078 Trail of Dead
Even stripped of their studio production nuances – like the ambient crowd sound and free jazz noodling at the end of “Baudelaire” – the tunes lost none of their power or presence. Trail of Dead nailed the punk foundations of the songs and made them as cathartic and moving as ever.

089 Trail of Dead
It was clear that the crowd was intimately familiar with Source Tags & Codes, sometimes feeling torn between singing along and surrendering to the visceral punch of the music. For all the meaning that we imbued these songs with, Keely and Reece were even more invested. They played like they were tapping into their younger selves with the hindsight of all the changes they had seen.
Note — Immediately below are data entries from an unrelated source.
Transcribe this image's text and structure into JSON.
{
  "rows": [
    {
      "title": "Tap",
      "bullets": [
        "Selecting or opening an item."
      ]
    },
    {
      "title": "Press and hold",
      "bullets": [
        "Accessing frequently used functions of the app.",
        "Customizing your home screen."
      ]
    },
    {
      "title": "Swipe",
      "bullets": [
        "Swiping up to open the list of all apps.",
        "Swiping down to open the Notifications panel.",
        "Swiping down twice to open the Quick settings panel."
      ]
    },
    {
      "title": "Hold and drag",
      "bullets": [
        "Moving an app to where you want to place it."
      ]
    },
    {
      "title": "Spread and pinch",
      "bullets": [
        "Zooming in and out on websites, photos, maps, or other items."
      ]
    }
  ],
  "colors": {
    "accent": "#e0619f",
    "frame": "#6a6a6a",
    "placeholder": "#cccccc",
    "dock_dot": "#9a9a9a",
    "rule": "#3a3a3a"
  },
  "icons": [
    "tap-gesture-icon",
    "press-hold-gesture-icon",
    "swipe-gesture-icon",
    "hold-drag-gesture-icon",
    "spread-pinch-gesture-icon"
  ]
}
The personnel shifts and bulkier configurations of the past seemed to melt away and this four piece group channeled the epic scope of that earlier incarnation. Like guitarist/drummer Miller, bass player Autry Fulbright II has only been with Trail of Dead for three years, but his charismatic presence was a strong part of the stage chemistry. Both men seemed just as committed to these songs as Keely and Reece.

059 Trail of Dead
All too soon, Keely marked the end of the series, noting “This is the last song,” and then he sighed, “It’s a short album.” The wistful sound of “Source Tags & Codes” was perfectly appropriate and it was even shorter without the string coda of the album version. As the final notes faded, the audience seemed drained for a moment before the band kicked into “Mistakes & Regrets” from 1999’s Madonna. It captured the retrospective mood in the wake of Source Tags & Codes and then dismissed it.

115 Trail of Dead
The crowd settled in as Trail of Dead wandered through another five songs from their back catalog, with particularly strong performances on “Catatonic” (Lost Songs) and “Would You Smile Again” (Worlds Apart, 2005). For this latter tune, Reece reached into the crowd, giving people a chance to sing along and participate in the ritual. After wrapping up the main set, they came back out for a single encore, a version of “Richter Scale Madness” from the band’s first album. The nihilistic flail of the tune energized us all for the late night ride home.

More photos on my Flickr.

No comments:

Post a Comment